By Mark L. Clifford
Malaysian Prime Minister Mahathir Mohamad celebrates 20 years in office this month, making him Asia's longest-serving political leader. He's a man who deserves tremendous credit for transforming Malaysia from a struggling economy of tin mines and palm oil plantations into a major electronics exporter.
But rather than reflect on his success, the physician-turned-politician is bitter. Four years after Asia's financial crash, he is still lashing out at enemies real and imagined, at home and abroad. Most of Asia is trying to get on with economic and governmental reform. But Mahathir is playing the politics of resentment. That's bad for Malaysia. If it spreads, it could be bad for Southeast Asia, a region that risks losing more investors to China if its business climate doesn't improve.
To hear an acidulous Mahathir tell it, the forces of globalization are out to destroy midsize countries such as Malaysia. "There are so many corporate giants hiding their teeth and intent on gobbling us up," he told foreign businessmen in a June 27 speech. "The second great Asian colonialism is upon us."
SINGAPORE STING. If only. Malaysia drew applications for just $1.5 billion in foreign direct investment in the first five months of this year, far off the pace of 2000, when it got $8 billion. So far this year, Penang, the nation's electronics hub, has shed 8,000 jobs. Malaysia can't blame it all on the U.S. tech bust. From 1997 to 1999, members of the Malaysian-American Electronics Industry Assn., which includes Intel, Seagate, and Motorola, kept employment flat at 60,000, and cut investment by half.
Meanwhile, neighboring Singapore is snaring huge projects--despite much higher wages. In December, Taiwan's United Microelectronics Corp. said it will build a $3.6 billion semiconductor plant. Toshiba Corp. and Matsushita Electronic Industrial Co. plan a $1 billion liquid-crystal display factory.
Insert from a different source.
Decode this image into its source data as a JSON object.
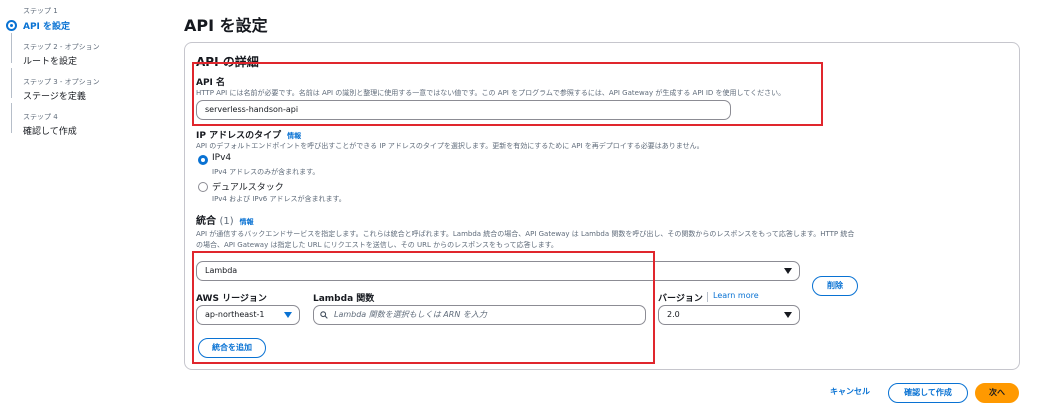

Why Singapore? "It's about political stability," says
Richard Gabrys, vice-chairman of Deloitte & Touche. "We hear it everywhere from companies these days." Others are skipping Southeast Asia altogether and building modern factories in China.
In his June 27 speech, Mahathir lamented that "today there are no more economic tigers in Asia." That's because "they have been destroyed" by foreign currency traders. Really? As capital-flow figures show, foreign lenders and stock and bond investors are long gone. Credit Mahathir's decision three years ago to impose capital controls and fix the ringgit at 3.8 to the U.S. dollar to stop the outflow of money. That averted an immediate crisis. But Mahathir has done little to curb the crony-infested corporate and financial system, so foreign investors see no reason to return.
With political worries growing, it is Malaysian businessmen who are causing a balance-of-payments problem--by keeping their money out of the country rather than converting it to ringgit. With capital controls mostly gone, foreign reserves have sunk from $32 billion a year ago to $26 billion in mid-May. And this is despite a big trade surplus. Merrill Lynch & Co. economist Vincent Low thinks the currency peg "will break by yearend." Despite high government deficit spending, Low has cut his 2001 growth forecast from 4% to 2.5%.
FEWER FLIGHTS. One sign of shrinking commerce is air travel. Four airlines, including British Airways PLC, have canceled service to Kuala Lumpur because of poor sales. Meanwhile, Malaysia, eager to protect homegrown industries like its Proton auto company, is retreating to protectionism.
What's really disturbing is that Thailand and Indonesia also are starting to flirt with isolation. That would be tragic. Southeast Asia still has young labor forces, energetic entrepreneurs, and abundant natural resources. But it could fall off the investment map as China keeps opening up. The Philippines, under reformist President Gloria Arroyo-Macapagal, still understands this and wants to maintain open markets. The same day Mahathir gave his tirade, former Philippines President Fidel V. Ramos also spoke in Kuala Lumpur. "The economic crisis," he said, "demonstrated forcefully to all our countries the dangers inherent in our financial systems, the absence of level playing fields in our economies, and the venality of our politics." Ramos can't claim his own country is a pure free trader. But, unlike Mahathir, he recognizes the real issues. Clifford covers Asian business from Hong Kong.